I still do not agree with the interpretation that DAS amplitudes “robustly correlate with near surface geology” (abstract, L22). In their rebuttal, the authors suggest that their interpretation is based on a somewhat arbitrary amplitude threshold of 0.1. If I apply the same threshold for other sections of the cable, then I would expect to see numerous subsurface features in Fig. 7 and one feature in Fig. 8, which do not seem to be present. The authors also mention that the correlation with the velocity model is contradictive. To explain this contradiction, they argue that the injection wells are concentrated in one particular area with high Vp, “and thus the fracture network is expected to be well developed” (P8 L244-245). I don’t quite follow this reasoning, since in this case I would expect to see a low instead of a high Vp.
Looking at Fig. 21 of Wang et al. (2018), which shows P/S-wave SNR for the entire DAS array, a similar picture appears. Even though there exist array-scale trends in the SNR, these trends do not seem to correlate immediately with mapped geological features (faults, warm grounds, fumaroles). Of course, there could be deeper geological features with no surface expression that could be the cause for the trends in site effects, which should then manifest themselves in the 3D velocity models.
Given that fluctuations in the DAS amplitudes are seen in several places across the array that do not consistently correlate (in my opinion) with mapped near-surface geological features, I suspect that the correlation between the amplitude variation and one feature seen in Fig. 10 is due to chance. If the authors want to maintain their claim that DAS amplitudes robustly correlate with near-surface geology, they will have to quantify how robust this correlation is for the entire cable, and show that the null-hypothesis (no correlation) can be rejected with reasonable confidence. By giving only 1 example that qualitatively correlates well (and 1 example that doesn’t show a direct correlation), the reader cannot assess the significance of the correlation and evaluate what “robust” really means.

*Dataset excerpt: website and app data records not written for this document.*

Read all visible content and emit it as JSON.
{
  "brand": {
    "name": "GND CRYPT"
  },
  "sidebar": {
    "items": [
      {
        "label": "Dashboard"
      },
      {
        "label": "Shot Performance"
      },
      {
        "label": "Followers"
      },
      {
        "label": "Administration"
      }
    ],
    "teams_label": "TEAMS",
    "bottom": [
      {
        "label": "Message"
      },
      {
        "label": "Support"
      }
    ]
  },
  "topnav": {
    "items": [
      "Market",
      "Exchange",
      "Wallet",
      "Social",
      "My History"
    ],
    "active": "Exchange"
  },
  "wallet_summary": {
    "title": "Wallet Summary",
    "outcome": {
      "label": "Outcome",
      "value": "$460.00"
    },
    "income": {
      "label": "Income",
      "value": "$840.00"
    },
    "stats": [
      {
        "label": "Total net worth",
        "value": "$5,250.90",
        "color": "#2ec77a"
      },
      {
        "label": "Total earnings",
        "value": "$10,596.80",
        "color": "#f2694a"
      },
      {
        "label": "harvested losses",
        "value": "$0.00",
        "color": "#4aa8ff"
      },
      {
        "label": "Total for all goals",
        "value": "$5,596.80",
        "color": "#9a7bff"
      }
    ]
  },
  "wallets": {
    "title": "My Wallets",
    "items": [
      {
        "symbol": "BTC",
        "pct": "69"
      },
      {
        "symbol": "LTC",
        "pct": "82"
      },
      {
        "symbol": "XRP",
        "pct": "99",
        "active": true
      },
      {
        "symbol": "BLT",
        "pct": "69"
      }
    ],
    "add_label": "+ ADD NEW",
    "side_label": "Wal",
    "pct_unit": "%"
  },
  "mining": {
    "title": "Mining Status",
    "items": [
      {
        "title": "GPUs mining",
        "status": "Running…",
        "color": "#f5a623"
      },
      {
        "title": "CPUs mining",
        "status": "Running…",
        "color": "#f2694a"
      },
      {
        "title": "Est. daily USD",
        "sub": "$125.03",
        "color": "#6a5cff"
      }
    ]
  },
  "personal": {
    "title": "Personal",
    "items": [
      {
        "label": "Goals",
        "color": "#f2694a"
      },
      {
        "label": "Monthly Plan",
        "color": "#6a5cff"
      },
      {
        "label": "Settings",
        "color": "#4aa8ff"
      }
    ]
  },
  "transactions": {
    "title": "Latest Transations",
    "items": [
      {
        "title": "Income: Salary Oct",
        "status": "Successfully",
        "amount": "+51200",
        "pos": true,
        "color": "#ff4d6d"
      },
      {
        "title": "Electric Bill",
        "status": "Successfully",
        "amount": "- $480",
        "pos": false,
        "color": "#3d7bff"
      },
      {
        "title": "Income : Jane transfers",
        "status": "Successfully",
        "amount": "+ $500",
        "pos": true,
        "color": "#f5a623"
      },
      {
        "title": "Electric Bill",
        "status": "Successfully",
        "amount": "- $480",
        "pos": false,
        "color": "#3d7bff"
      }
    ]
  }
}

Alternatively, if the authors agree with me that the correlation is potentially due to chance, they could modify the abstract/main text to indicate that “the DAS and nodal arrays are in mutual agreement when it comes to site amplifications, but that it is not immediately clear which geological features are responsible for these amplifications. DAS could therefore hold potential for detailed mapping of shallow subsurface heterogeneities, but with the currently available information of the Brady Hot Springs subsurface geology, this potential cannot be quantitatively verified”. In this way, it is clear to the reader that more work remains to be done, instead expecting that DAS is a “robust” tool for subsurface mapping.
Martijn van den Ende
P2 L33, “derivative of strain”: maybe a more general way of phrasing would be that DAS measures the spatial derivative of particle motion. The interrogator used in the PoroTomo experiment measured strain rate (the temporal derivative of strain), but other interrogators measure just strain.
P2 L41: as Reviewer #2 already pointed out, Marra et al. did not use DAS
P10 L 315: DAS is not horizontal by definition, but by configuration.
Fig 11: I think the caption is mislabelled. Panel (a) shows the nodal array, panel (b) shows the DAS array.
PWF method: I think we can debate for quite some time about the (dis)similarities between PWF and beamforming, but it would be better to do this over a coffee at a conference than through peer-review reports/rebuttals.